> _DATA RECORDS_:
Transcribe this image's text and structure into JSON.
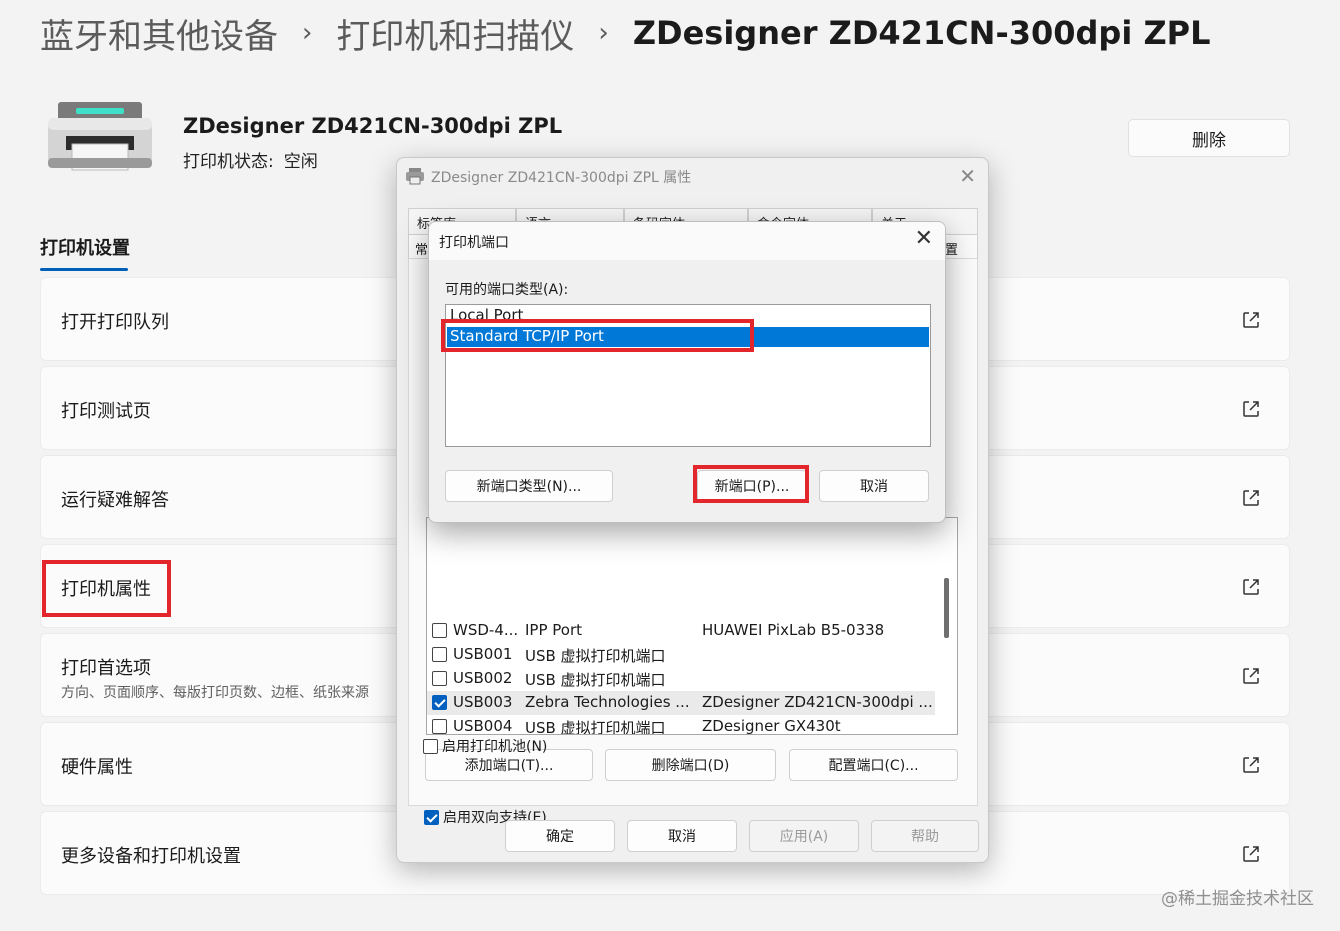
{
  "breadcrumb": {
    "item1": "蓝牙和其他设备",
    "item2": "打印机和扫描仪",
    "current": "ZDesigner ZD421CN-300dpi ZPL",
    "sep": "›"
  },
  "header": {
    "printer_name": "ZDesigner ZD421CN-300dpi ZPL",
    "status_label": "打印机状态:",
    "status_value": "空闲",
    "delete_label": "删除"
  },
  "section_tab": "打印机设置",
  "cards": [
    {
      "label": "打开打印队列"
    },
    {
      "label": "打印测试页"
    },
    {
      "label": "运行疑难解答"
    },
    {
      "label": "打印机属性"
    },
    {
      "label": "打印首选项",
      "sub": "方向、页面顺序、每版打印页数、边框、纸张来源"
    },
    {
      "label": "硬件属性"
    },
    {
      "label": "更多设备和打印机设置"
    }
  ],
  "props_dialog": {
    "title": "ZDesigner ZD421CN-300dpi ZPL 属性",
    "tabs_row1": [
      "标签库",
      "语言",
      "条码字体",
      "命令字体",
      "关于"
    ],
    "tabs_row2": [
      "常",
      "置"
    ],
    "ports": [
      {
        "port": "WSD-4...",
        "desc": "IPP Port",
        "printer": "HUAWEI PixLab B5-0338",
        "checked": false
      },
      {
        "port": "USB001",
        "desc": "USB 虚拟打印机端口",
        "printer": "",
        "checked": false
      },
      {
        "port": "USB002",
        "desc": "USB 虚拟打印机端口",
        "printer": "",
        "checked": false
      },
      {
        "port": "USB003",
        "desc": "Zebra Technologies ...",
        "printer": "ZDesigner ZD421CN-300dpi ...",
        "checked": true
      },
      {
        "port": "USB004",
        "desc": "USB 虚拟打印机端口",
        "printer": "ZDesigner GX430t",
        "checked": false
      }
    ],
    "add_port": "添加端口(T)...",
    "delete_port": "删除端口(D)",
    "config_port": "配置端口(C)...",
    "bidi": "启用双向支持(E)",
    "pool": "启用打印机池(N)",
    "ok": "确定",
    "cancel": "取消",
    "apply": "应用(A)",
    "help": "帮助"
  },
  "port_dialog": {
    "title": "打印机端口",
    "close": "✕",
    "available_label": "可用的端口类型(A):",
    "types": [
      "Local Port",
      "Standard TCP/IP Port"
    ],
    "new_type": "新端口类型(N)...",
    "new_port": "新端口(P)...",
    "cancel": "取消"
  },
  "watermark": "@稀土掘金技术社区",
  "colors": {
    "accent": "#005fb8",
    "highlight_red": "#e3262b",
    "selection": "#0078d7"
  }
}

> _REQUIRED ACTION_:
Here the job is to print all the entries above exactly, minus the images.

> _RESPONSE BELOW_:
Transcribe this image's text and structure into JSON.
{
  "breadcrumb": {
    "item1": "蓝牙和其他设备",
    "item2": "打印机和扫描仪",
    "current": "ZDesigner ZD421CN-300dpi ZPL",
    "sep": "›"
  },
  "header": {
    "printer_name": "ZDesigner ZD421CN-300dpi ZPL",
    "status_label": "打印机状态:",
    "status_value": "空闲",
    "delete_label": "删除"
  },
  "section_tab": "打印机设置",
  "cards": [
    {
      "label": "打开打印队列"
    },
    {
      "label": "打印测试页"
    },
    {
      "label": "运行疑难解答"
    },
    {
      "label": "打印机属性"
    },
    {
      "label": "打印首选项",
      "sub": "方向、页面顺序、每版打印页数、边框、纸张来源"
    },
    {
      "label": "硬件属性"
    },
    {
      "label": "更多设备和打印机设置"
    }
  ],
  "props_dialog": {
    "title": "ZDesigner ZD421CN-300dpi ZPL 属性",
    "tabs_row1": [
      "标签库",
      "语言",
      "条码字体",
      "命令字体",
      "关于"
    ],
    "tabs_row2": [
      "常",
      "置"
    ],
    "ports": [
      {
        "port": "WSD-4...",
        "desc": "IPP Port",
        "printer": "HUAWEI PixLab B5-0338",
        "checked": false
      },
      {
        "port": "USB001",
        "desc": "USB 虚拟打印机端口",
        "printer": "",
        "checked": false
      },
      {
        "port": "USB002",
        "desc": "USB 虚拟打印机端口",
        "printer": "",
        "checked": false
      },
      {
        "port": "USB003",
        "desc": "Zebra Technologies ...",
        "printer": "ZDesigner ZD421CN-300dpi ...",
        "checked": true
      },
      {
        "port": "USB004",
        "desc": "USB 虚拟打印机端口",
        "printer": "ZDesigner GX430t",
        "checked": false
      }
    ],
    "add_port": "添加端口(T)...",
    "delete_port": "删除端口(D)",
    "config_port": "配置端口(C)...",
    "bidi": "启用双向支持(E)",
    "pool": "启用打印机池(N)",
    "ok": "确定",
    "cancel": "取消",
    "apply": "应用(A)",
    "help": "帮助"
  },
  "port_dialog": {
    "title": "打印机端口",
    "close": "✕",
    "available_label": "可用的端口类型(A):",
    "types": [
      "Local Port",
      "Standard TCP/IP Port"
    ],
    "new_type": "新端口类型(N)...",
    "new_port": "新端口(P)...",
    "cancel": "取消"
  },
  "watermark": "@稀土掘金技术社区",
  "colors": {
    "accent": "#005fb8",
    "highlight_red": "#e3262b",
    "selection": "#0078d7"
  }
}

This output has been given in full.